WORK TO COMPLETE: When a line of the listing below has the string "content" in it, copy that line.
──────── DATASET EXCERPTS
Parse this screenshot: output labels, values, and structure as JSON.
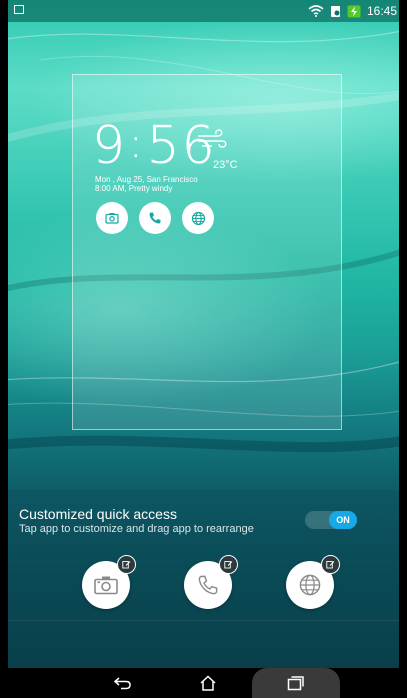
{
  "status_bar": {
    "time": "16:45",
    "icons": [
      "notification-icon",
      "wifi-icon",
      "battery-saver-icon",
      "battery-charging-icon"
    ]
  },
  "widget": {
    "clock_hour": "9",
    "clock_colon": ":",
    "clock_minutes": "56",
    "temperature": "23°C",
    "date_line": "Mon , Aug 25, San Francisco",
    "weather_line": "8:00 AM, Pretty windy",
    "apps": [
      "camera-icon",
      "phone-icon",
      "browser-icon"
    ]
  },
  "quick_access": {
    "title": "Customized quick access",
    "subtitle": "Tap app to customize and drag app to rearrange",
    "toggle_label": "ON",
    "toggle_state": "on",
    "apps": [
      "camera-icon",
      "phone-icon",
      "browser-icon"
    ]
  },
  "navigation": {
    "buttons": [
      "back-icon",
      "home-icon",
      "recent-apps-icon"
    ]
  },
  "colors": {
    "accent": "#17a9e6",
    "panel": "#0a4c57",
    "wallpaper_mid": "#3bcab5"
  }
}
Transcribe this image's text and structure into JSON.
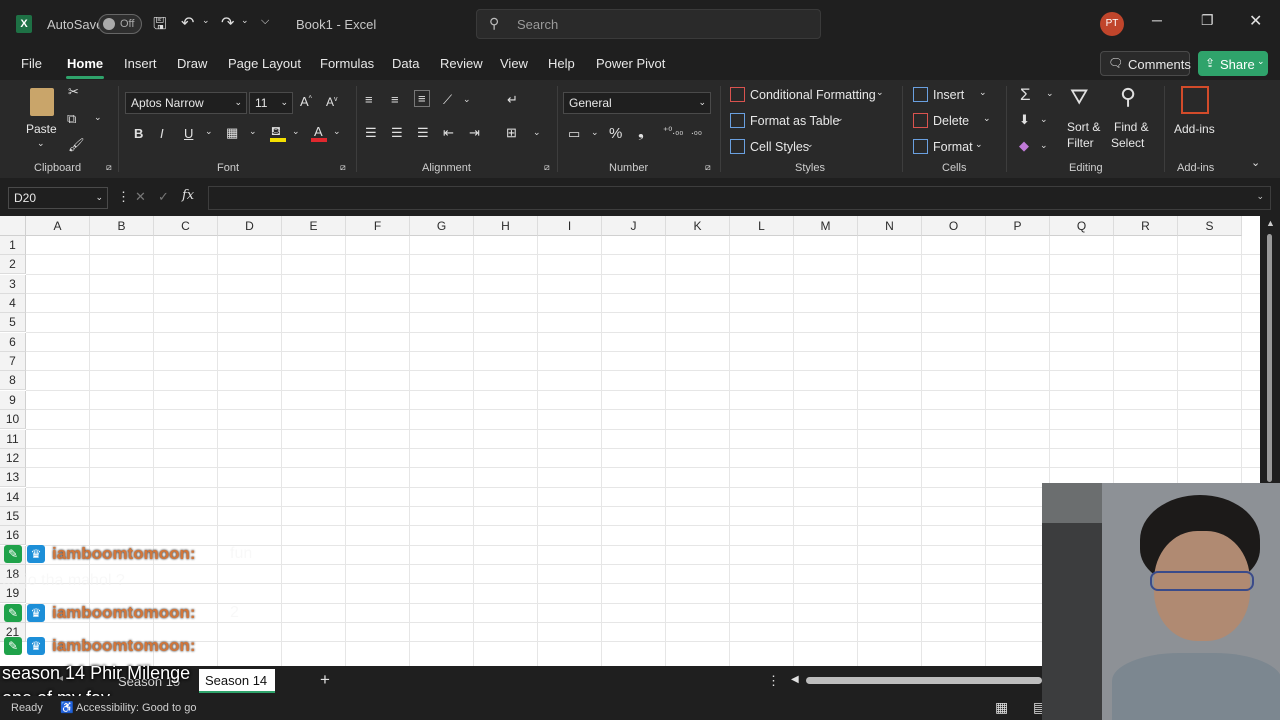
{
  "titlebar": {
    "autosave_label": "AutoSave",
    "autosave_state": "Off",
    "doc_title": "Book1  -  Excel",
    "search_placeholder": "Search",
    "user_initials": "PT",
    "accent": "#c0452b"
  },
  "menu": {
    "items": [
      "File",
      "Home",
      "Insert",
      "Draw",
      "Page Layout",
      "Formulas",
      "Data",
      "Review",
      "View",
      "Help",
      "Power Pivot"
    ],
    "active": "Home",
    "comments_label": "Comments",
    "share_label": "Share",
    "share_color": "#2fa36b"
  },
  "ribbon": {
    "clipboard": {
      "paste_label": "Paste",
      "group_label": "Clipboard"
    },
    "font": {
      "family": "Aptos Narrow",
      "size": "11",
      "group_label": "Font",
      "bold": "B",
      "italic": "I",
      "underline": "U"
    },
    "alignment": {
      "group_label": "Alignment"
    },
    "number": {
      "format": "General",
      "group_label": "Number",
      "percent": "%"
    },
    "styles": {
      "conditional": "Conditional Formatting",
      "format_table": "Format as Table",
      "cell_styles": "Cell Styles",
      "group_label": "Styles"
    },
    "cells": {
      "insert": "Insert",
      "delete": "Delete",
      "format": "Format",
      "group_label": "Cells"
    },
    "editing": {
      "sort_filter_1": "Sort &",
      "sort_filter_2": "Filter",
      "find_select_1": "Find &",
      "find_select_2": "Select",
      "group_label": "Editing"
    },
    "addins": {
      "label": "Add-ins",
      "group_label": "Add-ins"
    }
  },
  "formula_bar": {
    "name_box": "D20",
    "fx": "fx",
    "content": ""
  },
  "grid": {
    "columns": [
      "A",
      "B",
      "C",
      "D",
      "E",
      "F",
      "G",
      "H",
      "I",
      "J",
      "K",
      "L",
      "M",
      "N",
      "O",
      "P",
      "Q",
      "R",
      "S"
    ],
    "rows": [
      "1",
      "2",
      "3",
      "4",
      "5",
      "6",
      "7",
      "8",
      "9",
      "10",
      "11",
      "12",
      "13",
      "14",
      "15",
      "16",
      "17",
      "18",
      "19",
      "20",
      "21"
    ]
  },
  "chat": [
    {
      "name": "iamboomtomoon:",
      "msg": "fun"
    },
    {
      "name": "",
      "msg": "pe jo tha mahol ?"
    },
    {
      "name": "iamboomtomoon:",
      "msg": "2"
    },
    {
      "name": "iamboomtomoon:",
      "msg": ""
    }
  ],
  "overlay": {
    "line1": "season 14 Phir Milenge",
    "line2": "one of my fav"
  },
  "sheets": {
    "tabs": [
      "Season 15",
      "Season 14"
    ],
    "active": "Season 14",
    "add_label": "+"
  },
  "status": {
    "ready": "Ready",
    "accessibility": "Accessibility: Good to go"
  }
}
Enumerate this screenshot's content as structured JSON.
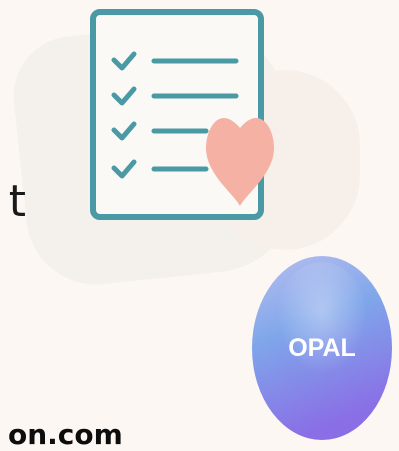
{
  "edge_text": "t",
  "logo": {
    "text": "OPAL",
    "colors": {
      "top": "#a9b6ef",
      "middle": "#7fa6ea",
      "bottom": "#8a6ee6",
      "text": "#ffffff"
    }
  },
  "illustration": {
    "icon": "checklist-with-heart",
    "check_count": 4,
    "colors": {
      "outline": "#4a9aa5",
      "heart": "#f4b1a4",
      "paper": "#fbf9f5"
    }
  },
  "bottom_text": "on.com"
}
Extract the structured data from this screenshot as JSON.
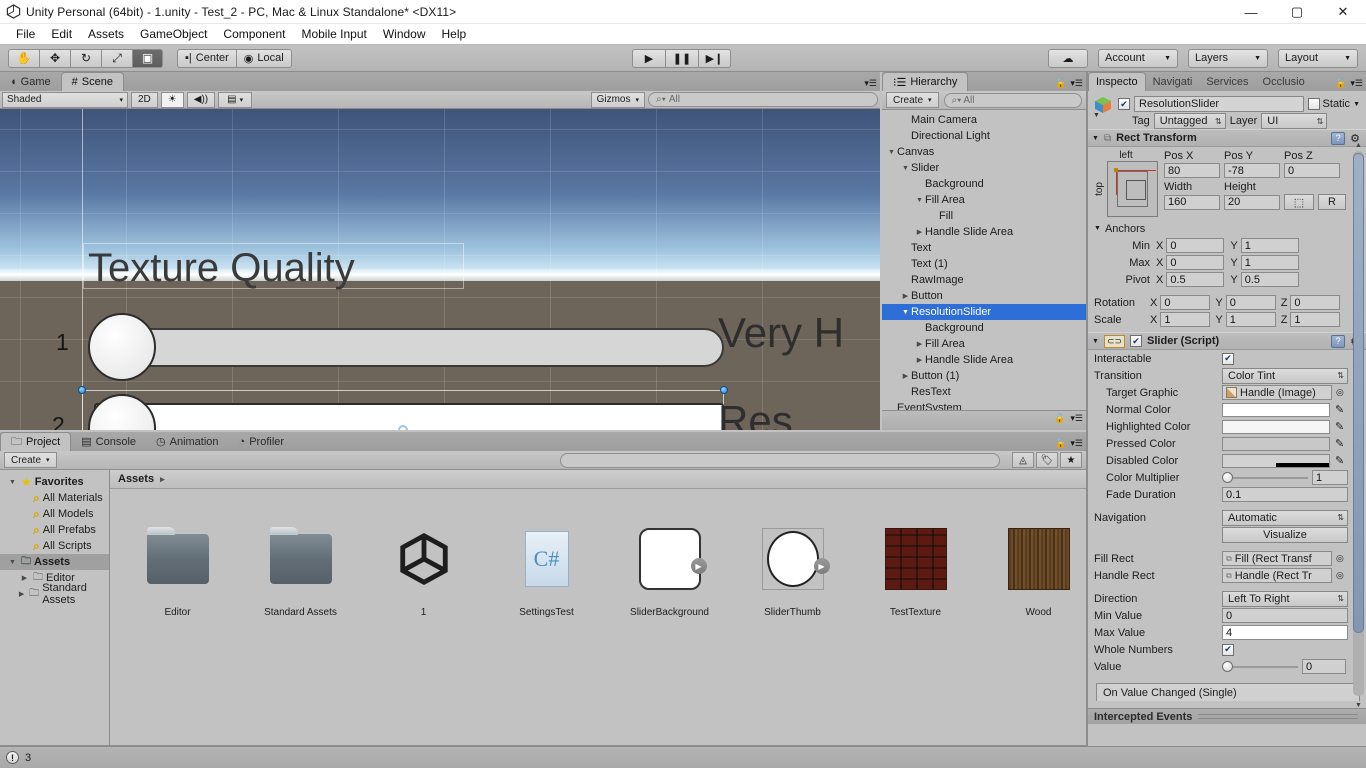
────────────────
RESPONSE FOR THIS EXERCISE:
    "content": ""
Enumerate this screenshot's content as structured JSON.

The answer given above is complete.